The Kentucky Fish and Wildlife Commission has proposed new regulations establishing statewide limits on trophy catfish, and proposed tightening existing regulations on the commercial harvest of large catfish and their use by pay lakes. Commission members, at their recent quarterly meeting, also approved three wildlife studies of bears, bobcats and otters.
Most commission actions must be approved by legislators before they become law.
A proposal approved by the commission would limit anglers to one trophy catfish of each species a day. This trophy regulation, already in place on the Ohio River, would expand statewide. Anglers could keep one blue and one flathead catfish 35 inches or longer, and one channel catfish 28 inches or longer each day. Anglers could still keep an unlimited number of catfish shorter than trophy length, except on waters with special regulations for catfish.
The new trophy fish limits would also apply to anglers who hand grab, or “noodle” catfish, except where special regulations apply.
The proposals are part of an effort to provide greater protection for trophy catfish by restricting their harvest. A 2013 survey of catfish anglers in the state showed that 75 percent would not oppose stricter regulations on trophy catfish.
As part of the protective effort, commission members also proposed revising several regulations governing the commercial harvest of catfish from the Ohio River. These include:
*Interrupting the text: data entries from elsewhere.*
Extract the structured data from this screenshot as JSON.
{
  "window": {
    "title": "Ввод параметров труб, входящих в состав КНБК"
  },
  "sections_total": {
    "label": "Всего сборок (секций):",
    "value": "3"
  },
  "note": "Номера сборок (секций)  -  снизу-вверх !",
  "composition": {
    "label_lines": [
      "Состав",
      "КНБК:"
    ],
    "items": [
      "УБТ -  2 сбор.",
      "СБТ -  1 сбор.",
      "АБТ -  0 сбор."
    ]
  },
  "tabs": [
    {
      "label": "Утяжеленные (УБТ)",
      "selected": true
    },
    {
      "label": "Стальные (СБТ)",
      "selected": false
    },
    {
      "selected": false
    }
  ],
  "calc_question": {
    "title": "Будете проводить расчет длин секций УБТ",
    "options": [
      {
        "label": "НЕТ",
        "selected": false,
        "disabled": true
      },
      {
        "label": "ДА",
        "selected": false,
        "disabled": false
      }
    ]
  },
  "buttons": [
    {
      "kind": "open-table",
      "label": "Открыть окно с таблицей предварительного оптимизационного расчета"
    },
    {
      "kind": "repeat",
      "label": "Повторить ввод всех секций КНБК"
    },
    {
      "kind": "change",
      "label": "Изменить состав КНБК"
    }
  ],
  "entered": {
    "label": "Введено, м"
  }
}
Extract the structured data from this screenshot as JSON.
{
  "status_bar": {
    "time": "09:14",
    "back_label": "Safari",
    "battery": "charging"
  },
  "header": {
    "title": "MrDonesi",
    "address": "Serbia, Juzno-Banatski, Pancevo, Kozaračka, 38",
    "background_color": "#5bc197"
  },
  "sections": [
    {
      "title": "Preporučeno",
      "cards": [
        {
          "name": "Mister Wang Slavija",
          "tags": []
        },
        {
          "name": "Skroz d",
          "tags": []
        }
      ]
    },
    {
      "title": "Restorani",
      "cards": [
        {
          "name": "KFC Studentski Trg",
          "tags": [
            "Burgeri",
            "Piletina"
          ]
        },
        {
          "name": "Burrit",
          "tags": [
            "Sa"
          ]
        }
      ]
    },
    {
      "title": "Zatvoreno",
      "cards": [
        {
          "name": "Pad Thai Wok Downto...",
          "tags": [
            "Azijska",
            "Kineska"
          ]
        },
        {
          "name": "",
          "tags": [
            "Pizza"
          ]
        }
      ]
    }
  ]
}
• Commercial fishing vessels on the Ohio River shall not have more than the daily harvest limit of trophy catfish in possession while on the water or trailering their boat on a ramp.
• If more than two commercial anglers are on board a vessel, that vessel may only have a maximum of two daily creel limits for trophy catfish.
• The number of free trophy catfish harvest permits for the Ohio River from Cannelton Lock and Dam (upstream of Owensboro in Hancock County) to the confluence of the Mississippi River will be lowered to 15 permits annually.
New regulations proposed for pay lakes include:
• Signs posted at all pay lakes informing anglers of where the catfish were obtained and any associated consumptive warnings.
• Requiring pay lakes to keep purchase records on fish received from private hatcheries for three years.
• Requiring pay lakes to keep detailed records on catfish obtained from public waters, including fish origin, for three years. Pay lakes could stock trophy catfish three times a year, but limit stocking to no more than 750 pounds of fish per acre.
• Capping the number of pay lakes that receive catfish from public waters at 35. Existing pay lakes beyond this number could continue operations as long as they continued buying their license.
In other business before the commission, members approved studies to gauge the abundance of river otters and bobcats in Kentucky; and one to determine the density of black bears around the Big South Fork National River and Recreation Area in southern Kentucky.
The next Kentucky Fish and Wildlife Commission meeting will be held in December. Check online at fw.ky.gov for dates, times, locations and agendas. Commission meetings are open for the public.